There’s a huge problem in contemporary literature that to a certain degree, we are in the process of shedding. The problem is that once a writer has finished a book, it may be up to two years before that book can get in front of readers’ eyes. A lot can happen in that time. For writers who are working in non-fiction and in the case of Carl Hiaasen, satire, keeping up with the world is an issue. But to be honest, probably not as big an issue as you might think.
Hiaasen’s latest novel, Razor Girl, and the novel it is a sequel to, Bad Monkey (from 2013) are excellent examples of the fraught nature of publishing. You might think that as reality hurtles off a cliff into realms beyond satire, novels written say two and five years ago respectively, might have lot some edge. Perish the thought. Hiaasen is one of our most skilled satirists. His comedic writing manages to be timeless, and his characters feel real, and generally likable. He always equals the current level of absurdity, even if consensus reality and the world he creates in his novels have different ideas about where that absurdity is running rampant.
I felt lucky to get to talk to Hiaasen about Bad Monkey and Razor Girl, which comprise the first two books in what I am certain most readers will consider a series they want to see more of. In Bad Monkey, we meet Andy Yancy, who has managed to get ousted from the Miami Police and the Monroe County sheriff’s office. He’s been dumped into Health Inspector job, counting restaurant roaches. There’s a human arm, a bad monkey, a coroner love-interest, and less savory types. You’ll laugh a lot and look forward to Razor Girl, which begins with an inventive twist on the automobile accident insurance scam.
Hiaasen and I talked about the reality factor in his books, which is to say that there’s a formula for readers; if it seems too bizarre to be true, it probably came from the news. If it is believable, it’s made up. The bad news here is that the escaped, 9-pound pet rats are real. The good news in this novel is that it may cut down on your quinoa intake. (It depends on how you feel about quinoa, of course.) You will hear Carl and I talk all about Gambian Pouched Rats in both the long and short interviews.
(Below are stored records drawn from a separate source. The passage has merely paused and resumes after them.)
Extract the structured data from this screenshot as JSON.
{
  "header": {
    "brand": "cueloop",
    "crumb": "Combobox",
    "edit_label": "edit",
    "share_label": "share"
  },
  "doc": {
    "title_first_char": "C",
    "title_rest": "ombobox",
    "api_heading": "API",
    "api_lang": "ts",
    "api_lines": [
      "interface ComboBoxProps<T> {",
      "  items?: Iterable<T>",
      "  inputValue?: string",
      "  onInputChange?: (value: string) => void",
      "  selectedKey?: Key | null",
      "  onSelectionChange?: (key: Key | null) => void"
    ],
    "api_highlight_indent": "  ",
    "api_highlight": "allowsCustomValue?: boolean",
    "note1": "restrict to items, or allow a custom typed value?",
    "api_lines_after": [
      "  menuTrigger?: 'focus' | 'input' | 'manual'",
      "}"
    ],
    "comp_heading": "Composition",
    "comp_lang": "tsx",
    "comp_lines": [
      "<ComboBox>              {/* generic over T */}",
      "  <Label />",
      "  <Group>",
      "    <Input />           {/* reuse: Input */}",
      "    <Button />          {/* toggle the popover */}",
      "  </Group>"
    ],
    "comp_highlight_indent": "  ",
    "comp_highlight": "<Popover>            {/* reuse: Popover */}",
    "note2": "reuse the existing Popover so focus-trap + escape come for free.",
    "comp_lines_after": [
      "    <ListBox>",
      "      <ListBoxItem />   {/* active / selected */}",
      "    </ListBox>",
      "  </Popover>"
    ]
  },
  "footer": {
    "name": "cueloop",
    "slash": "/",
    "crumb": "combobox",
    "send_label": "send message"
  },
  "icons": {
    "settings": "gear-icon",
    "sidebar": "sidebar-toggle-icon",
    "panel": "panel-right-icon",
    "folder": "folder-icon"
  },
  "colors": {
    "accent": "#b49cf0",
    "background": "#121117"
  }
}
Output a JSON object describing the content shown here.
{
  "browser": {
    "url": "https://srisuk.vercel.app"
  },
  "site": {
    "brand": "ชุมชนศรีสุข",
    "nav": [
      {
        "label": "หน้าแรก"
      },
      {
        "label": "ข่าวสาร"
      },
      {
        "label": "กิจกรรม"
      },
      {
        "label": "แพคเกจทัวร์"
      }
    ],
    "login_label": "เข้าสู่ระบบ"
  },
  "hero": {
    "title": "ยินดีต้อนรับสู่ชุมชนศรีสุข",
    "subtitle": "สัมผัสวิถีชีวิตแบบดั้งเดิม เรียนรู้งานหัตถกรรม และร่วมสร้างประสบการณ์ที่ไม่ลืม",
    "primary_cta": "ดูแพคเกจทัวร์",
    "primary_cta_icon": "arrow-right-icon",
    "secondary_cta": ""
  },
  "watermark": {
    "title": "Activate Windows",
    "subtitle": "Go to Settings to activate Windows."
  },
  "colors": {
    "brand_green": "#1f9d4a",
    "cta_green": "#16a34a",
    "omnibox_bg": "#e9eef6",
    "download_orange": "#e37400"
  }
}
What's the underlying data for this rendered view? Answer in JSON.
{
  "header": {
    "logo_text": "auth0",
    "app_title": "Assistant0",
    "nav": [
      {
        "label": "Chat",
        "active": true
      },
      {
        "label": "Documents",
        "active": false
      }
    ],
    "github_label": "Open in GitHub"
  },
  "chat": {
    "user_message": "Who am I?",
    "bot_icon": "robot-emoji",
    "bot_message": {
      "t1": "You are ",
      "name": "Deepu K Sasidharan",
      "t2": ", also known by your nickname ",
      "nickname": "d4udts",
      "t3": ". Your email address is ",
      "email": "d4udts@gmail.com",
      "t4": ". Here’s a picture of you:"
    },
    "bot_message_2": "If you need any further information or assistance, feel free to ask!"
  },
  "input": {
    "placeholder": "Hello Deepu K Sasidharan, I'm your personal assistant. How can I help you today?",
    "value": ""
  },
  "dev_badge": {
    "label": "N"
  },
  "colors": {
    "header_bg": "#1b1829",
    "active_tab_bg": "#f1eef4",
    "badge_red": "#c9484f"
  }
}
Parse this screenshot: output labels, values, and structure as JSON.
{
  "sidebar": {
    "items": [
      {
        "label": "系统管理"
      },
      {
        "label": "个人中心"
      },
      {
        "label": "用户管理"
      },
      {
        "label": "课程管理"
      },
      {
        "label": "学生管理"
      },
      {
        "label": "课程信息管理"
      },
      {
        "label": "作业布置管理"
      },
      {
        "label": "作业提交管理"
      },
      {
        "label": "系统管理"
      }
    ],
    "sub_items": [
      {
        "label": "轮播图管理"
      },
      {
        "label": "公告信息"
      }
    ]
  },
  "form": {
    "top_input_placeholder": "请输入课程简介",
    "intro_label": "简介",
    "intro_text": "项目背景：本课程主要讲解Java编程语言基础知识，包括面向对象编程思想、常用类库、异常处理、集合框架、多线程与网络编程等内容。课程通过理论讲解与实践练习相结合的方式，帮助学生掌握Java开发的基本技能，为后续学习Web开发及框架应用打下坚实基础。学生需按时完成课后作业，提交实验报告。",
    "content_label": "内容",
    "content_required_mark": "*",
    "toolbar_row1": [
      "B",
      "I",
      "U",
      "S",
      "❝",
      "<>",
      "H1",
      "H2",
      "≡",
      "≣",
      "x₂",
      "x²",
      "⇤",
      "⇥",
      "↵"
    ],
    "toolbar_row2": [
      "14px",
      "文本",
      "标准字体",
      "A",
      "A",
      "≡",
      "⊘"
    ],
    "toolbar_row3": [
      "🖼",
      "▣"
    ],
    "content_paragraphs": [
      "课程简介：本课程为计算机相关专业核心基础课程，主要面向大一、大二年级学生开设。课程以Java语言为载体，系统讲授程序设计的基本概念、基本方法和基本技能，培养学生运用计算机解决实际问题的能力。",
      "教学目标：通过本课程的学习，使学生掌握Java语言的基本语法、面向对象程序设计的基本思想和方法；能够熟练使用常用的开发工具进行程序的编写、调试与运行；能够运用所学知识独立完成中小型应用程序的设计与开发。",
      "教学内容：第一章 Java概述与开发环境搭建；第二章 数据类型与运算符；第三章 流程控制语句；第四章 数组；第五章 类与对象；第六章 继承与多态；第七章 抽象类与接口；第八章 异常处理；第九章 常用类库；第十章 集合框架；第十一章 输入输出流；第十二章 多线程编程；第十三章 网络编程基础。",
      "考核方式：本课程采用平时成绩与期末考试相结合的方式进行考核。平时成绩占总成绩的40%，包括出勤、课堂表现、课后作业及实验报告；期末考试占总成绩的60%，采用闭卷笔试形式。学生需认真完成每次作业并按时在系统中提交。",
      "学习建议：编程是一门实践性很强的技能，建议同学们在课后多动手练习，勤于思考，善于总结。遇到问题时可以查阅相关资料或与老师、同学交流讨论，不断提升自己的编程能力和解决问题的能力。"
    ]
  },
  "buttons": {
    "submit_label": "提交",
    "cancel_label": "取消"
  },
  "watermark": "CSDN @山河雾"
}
I must add that while we did not quite get there in our conversation, there’s a bit of monsterific-lite in this novel that would not be out of place in a David Cronbenburg comedy. It’s very funny and creepy enough to feel right around Halloween. Moreover, Razor Girl and Carl Hiaasen leave the door open for sequels. This is the first straight-up sequel he’s done (characters pop up now and again, but not in the serial sense of these two novels), and that’s exciting.
Alas, the world is headed to hell in a handbasket. It’s almost as if Reality has said, “OK Hiaasen; I’ll see your Razor Girl and raise you, ‘One nation, deity of your choice.'” To a degree one might feel sorry for Reality, having to try so hard to keep up with Hiaasen. Maybe he could give Reality some advice on finding a funnier, more lighthearted and engaging tone.
So you think that Consensus makes you tough, Reality? Here’s 45 minutes of Carl Hiaasen with some lessons you need to learn!